WORK REQUIRED. Look through the listing below and work out how many of its lines hold the word "JSON". Give only the number.
### RECORD SET
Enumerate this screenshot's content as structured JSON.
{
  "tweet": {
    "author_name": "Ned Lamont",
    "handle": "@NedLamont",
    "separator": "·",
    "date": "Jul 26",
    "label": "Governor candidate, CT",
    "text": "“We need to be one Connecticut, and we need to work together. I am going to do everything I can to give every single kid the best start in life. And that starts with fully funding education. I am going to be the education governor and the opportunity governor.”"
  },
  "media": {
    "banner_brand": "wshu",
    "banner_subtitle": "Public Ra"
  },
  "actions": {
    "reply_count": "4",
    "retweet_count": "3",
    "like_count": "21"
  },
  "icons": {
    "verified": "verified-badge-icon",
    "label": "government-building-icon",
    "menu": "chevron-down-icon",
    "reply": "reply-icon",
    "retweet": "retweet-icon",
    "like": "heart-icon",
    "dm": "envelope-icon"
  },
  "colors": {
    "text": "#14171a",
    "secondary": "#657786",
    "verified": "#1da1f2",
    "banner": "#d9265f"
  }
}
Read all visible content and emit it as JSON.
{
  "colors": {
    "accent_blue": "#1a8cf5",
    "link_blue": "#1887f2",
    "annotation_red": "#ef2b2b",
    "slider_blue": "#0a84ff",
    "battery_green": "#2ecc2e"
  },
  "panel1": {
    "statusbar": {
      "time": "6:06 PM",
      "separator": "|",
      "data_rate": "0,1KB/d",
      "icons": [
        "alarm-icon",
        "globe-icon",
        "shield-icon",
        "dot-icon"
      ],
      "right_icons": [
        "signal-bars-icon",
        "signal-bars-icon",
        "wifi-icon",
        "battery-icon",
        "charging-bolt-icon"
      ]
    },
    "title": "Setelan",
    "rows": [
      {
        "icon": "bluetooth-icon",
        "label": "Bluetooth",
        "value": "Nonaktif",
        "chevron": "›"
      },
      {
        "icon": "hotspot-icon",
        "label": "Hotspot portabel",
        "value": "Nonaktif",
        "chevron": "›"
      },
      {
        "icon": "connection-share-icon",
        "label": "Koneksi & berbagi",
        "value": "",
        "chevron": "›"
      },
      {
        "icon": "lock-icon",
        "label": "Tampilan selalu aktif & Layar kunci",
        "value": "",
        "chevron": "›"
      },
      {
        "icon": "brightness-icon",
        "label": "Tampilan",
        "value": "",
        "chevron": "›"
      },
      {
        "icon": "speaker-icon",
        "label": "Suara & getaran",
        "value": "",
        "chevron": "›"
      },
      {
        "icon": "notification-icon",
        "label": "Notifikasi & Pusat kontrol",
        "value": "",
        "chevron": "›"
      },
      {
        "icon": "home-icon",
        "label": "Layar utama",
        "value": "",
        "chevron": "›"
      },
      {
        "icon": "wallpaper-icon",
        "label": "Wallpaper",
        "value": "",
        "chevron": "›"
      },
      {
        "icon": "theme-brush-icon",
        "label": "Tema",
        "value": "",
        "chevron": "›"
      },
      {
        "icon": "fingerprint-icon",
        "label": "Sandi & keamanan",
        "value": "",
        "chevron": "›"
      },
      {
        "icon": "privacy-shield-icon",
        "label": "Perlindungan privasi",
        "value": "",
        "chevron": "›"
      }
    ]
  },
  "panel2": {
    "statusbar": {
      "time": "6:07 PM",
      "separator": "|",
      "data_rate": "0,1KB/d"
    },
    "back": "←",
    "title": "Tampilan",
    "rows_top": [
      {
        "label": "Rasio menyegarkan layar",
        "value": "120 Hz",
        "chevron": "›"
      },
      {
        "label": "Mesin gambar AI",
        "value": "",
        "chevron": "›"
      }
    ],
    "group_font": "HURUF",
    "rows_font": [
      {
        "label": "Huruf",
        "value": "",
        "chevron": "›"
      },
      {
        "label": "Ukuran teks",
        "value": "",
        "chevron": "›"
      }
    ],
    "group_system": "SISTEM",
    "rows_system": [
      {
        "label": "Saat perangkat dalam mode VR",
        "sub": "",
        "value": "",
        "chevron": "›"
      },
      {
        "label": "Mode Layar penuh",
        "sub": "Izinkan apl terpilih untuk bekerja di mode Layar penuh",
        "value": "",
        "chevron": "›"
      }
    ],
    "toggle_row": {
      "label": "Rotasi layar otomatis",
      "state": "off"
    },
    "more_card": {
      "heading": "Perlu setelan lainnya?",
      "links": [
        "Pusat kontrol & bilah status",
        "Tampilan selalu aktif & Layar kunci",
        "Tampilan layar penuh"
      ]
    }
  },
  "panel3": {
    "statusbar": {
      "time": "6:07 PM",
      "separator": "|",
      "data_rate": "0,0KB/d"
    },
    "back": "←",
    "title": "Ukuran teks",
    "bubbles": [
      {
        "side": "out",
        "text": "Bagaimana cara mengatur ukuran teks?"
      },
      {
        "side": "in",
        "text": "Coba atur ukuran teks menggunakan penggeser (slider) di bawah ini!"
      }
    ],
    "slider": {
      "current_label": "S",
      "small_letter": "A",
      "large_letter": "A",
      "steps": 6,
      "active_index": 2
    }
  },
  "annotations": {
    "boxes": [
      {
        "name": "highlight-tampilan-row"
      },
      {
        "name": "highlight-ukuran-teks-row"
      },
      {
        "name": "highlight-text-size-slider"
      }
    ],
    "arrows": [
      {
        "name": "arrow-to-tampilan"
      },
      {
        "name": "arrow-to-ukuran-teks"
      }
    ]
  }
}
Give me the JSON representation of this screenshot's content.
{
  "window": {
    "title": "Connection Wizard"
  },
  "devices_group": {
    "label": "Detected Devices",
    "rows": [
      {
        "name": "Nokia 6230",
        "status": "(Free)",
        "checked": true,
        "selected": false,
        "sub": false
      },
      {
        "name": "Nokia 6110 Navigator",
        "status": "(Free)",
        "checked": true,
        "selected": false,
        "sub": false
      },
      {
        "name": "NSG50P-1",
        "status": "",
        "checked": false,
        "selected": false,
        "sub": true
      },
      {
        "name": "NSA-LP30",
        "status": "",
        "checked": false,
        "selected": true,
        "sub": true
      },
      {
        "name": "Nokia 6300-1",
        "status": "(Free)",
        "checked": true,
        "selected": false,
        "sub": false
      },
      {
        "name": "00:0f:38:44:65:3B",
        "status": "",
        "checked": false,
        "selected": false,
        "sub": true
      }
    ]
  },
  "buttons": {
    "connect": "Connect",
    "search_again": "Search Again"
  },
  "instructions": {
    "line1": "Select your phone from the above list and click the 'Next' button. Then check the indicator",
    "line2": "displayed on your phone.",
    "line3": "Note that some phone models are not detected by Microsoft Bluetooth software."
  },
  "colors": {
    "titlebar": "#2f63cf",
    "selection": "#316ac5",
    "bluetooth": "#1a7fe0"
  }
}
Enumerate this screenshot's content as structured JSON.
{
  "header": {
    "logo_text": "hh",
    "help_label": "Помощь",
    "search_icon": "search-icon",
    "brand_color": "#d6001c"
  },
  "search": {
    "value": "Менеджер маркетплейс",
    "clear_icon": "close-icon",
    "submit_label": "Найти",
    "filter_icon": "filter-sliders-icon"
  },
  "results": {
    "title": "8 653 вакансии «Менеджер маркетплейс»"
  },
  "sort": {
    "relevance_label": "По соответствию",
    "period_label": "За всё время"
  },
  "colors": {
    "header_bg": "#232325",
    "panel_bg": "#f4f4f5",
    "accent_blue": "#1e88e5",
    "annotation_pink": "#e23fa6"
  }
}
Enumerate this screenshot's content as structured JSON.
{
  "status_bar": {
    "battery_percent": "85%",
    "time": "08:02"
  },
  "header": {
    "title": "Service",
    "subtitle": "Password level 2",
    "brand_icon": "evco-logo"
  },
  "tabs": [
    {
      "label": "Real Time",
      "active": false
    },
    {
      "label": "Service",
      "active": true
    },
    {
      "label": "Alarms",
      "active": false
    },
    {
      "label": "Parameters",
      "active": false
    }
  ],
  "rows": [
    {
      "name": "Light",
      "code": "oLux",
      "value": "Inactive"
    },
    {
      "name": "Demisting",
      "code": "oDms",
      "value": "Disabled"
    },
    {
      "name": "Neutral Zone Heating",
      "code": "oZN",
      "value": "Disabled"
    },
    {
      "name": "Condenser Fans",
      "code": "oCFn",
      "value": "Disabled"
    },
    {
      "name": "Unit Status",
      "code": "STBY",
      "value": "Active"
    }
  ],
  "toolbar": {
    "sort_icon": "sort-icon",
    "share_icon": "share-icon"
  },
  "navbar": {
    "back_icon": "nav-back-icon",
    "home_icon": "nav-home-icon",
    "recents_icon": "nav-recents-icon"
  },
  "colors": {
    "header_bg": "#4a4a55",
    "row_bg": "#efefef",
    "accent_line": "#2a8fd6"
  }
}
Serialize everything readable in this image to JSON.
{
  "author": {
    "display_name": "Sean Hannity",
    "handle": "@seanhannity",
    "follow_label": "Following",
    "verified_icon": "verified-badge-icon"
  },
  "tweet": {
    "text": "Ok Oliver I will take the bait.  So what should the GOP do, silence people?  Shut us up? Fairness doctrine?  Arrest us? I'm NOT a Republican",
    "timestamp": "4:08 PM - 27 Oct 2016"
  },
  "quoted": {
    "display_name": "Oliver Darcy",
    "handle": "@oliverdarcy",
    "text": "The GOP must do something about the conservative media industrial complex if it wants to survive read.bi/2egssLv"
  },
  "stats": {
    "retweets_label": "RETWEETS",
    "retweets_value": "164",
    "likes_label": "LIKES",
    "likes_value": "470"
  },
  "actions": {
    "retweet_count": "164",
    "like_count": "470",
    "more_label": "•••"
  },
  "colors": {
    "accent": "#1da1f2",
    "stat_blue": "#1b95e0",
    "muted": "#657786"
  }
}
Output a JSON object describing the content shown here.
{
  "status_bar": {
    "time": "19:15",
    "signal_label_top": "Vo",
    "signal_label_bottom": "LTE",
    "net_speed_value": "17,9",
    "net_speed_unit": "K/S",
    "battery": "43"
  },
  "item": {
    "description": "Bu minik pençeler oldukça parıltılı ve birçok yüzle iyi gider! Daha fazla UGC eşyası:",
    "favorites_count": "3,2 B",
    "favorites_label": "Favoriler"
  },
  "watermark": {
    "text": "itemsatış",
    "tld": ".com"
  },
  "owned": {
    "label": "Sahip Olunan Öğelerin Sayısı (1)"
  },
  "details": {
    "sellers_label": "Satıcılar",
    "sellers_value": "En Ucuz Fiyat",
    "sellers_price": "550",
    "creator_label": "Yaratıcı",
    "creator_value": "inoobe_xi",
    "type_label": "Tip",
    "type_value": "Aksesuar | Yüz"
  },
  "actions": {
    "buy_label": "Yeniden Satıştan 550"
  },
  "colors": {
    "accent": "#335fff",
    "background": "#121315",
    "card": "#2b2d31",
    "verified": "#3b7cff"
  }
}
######
EXERCISE SOLUTION. 7